Fiduciary duty is a legal term referring to the obligation of one party (the fiduciary) toward another party (the beneficiary), where it must act in good faith and for the benefit of its client. Fiduciary duty requires higher standards of responsibility and ethics. Understanding this is important. Here’s how is fiduciary duty defined, and the things you should know about it:
Definition of Fiduciary Duty:
- Highest Standard of Care:
In legal relationships, fiduciary duty is the highest standard of care and loyalty. It demands that the fiduciary fully consider and act upon what is best for their beneficiaries, putting them above all else.
- Common Fiduciary Relationships:
Yet fiduciary relationships arise in many different circumstances, for instance between trustees and beneficiaries; attorneys and clients; financial advisors–such as accountants or analysts advising investors-and clientele: within corporations with corporate officers who owe shareholders a duty to further the best interests of the corporation which are generally identical to those of its owners. In every instance, the fiduciary is entrusted with managing assets on behalf of a beneficiary or providing advice and making decisions in place of the latter.
Responsibilities in Specific Fiduciary Relationships:
- Trustees and Beneficiaries:
The trustees are the fiduciaries who manage and distribute assets according to the terms of a given trust document. They must be fair, should not create conflicts, and always put the beneficiaries’ financial interests first.
- Attorneys and Clients:
Under the law, attorneys owe a fiduciary duty to their clients. This means they must preserve client confidentiality and provide effective legal advice as well as representation in court.
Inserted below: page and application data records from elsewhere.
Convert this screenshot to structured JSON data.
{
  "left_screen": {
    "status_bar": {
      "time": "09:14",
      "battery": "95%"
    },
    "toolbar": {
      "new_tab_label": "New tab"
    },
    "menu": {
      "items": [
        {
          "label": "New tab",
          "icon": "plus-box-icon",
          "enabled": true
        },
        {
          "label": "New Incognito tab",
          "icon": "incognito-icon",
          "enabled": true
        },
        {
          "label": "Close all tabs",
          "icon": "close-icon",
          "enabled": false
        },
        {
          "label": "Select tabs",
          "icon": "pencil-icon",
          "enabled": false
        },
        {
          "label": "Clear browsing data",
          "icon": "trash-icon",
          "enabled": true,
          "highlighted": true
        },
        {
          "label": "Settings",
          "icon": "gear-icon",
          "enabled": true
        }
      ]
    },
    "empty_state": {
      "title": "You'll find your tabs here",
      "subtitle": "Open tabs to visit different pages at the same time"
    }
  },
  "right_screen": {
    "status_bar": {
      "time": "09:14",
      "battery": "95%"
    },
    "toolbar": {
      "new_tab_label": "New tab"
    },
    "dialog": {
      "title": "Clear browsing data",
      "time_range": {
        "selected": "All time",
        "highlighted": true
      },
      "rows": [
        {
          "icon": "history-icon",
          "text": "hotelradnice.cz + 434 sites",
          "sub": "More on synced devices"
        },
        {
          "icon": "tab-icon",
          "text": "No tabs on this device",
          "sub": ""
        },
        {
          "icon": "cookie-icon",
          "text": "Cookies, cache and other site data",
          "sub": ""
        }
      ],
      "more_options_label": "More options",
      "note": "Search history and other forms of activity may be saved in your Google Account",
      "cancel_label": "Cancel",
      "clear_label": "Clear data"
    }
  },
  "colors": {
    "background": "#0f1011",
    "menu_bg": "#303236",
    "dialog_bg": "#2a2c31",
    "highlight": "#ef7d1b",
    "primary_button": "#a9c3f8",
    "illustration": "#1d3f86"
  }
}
- Financial Advisors and Clients:
Financial advisers have a fiduciary duty to clients: they must act in the financial interests of their principal. This involves the selection of appropriate investments, fee disclosure, and conflict avoidance.
Legal Consequences for Breach of Fiduciary Duty:
- Civil Liability:
If fiduciaries neglect their duties and cause harm to the beneficiary, they are subject civilly. As the court determines, this may take the form of financial compensation or damages.
- Removal from Fiduciary Position:
A court may dismiss a fiduciary who is at fault and replace them with one more able to faithfully carry out their responsibilities.
- Criminal Consequences:
When serious fiduciary violations have been committed, the courts may even pursue criminal charges against an individual who has caused a breach of trust through fraud or embezzlement.
Such a concept as fiduciary duty is an underlying principle of many legal relationships, stressing the concepts of trust and mutual benefit. To ensure fair and ethical conduct in the administration of assets, decision-making processes, as well as interpersonal relationships between fiduciaries and beneficiaries, it is important for them to understand their legal obligations relative to fiduciary duty from some reputed lawyers, such as Barr & Young Attorneys.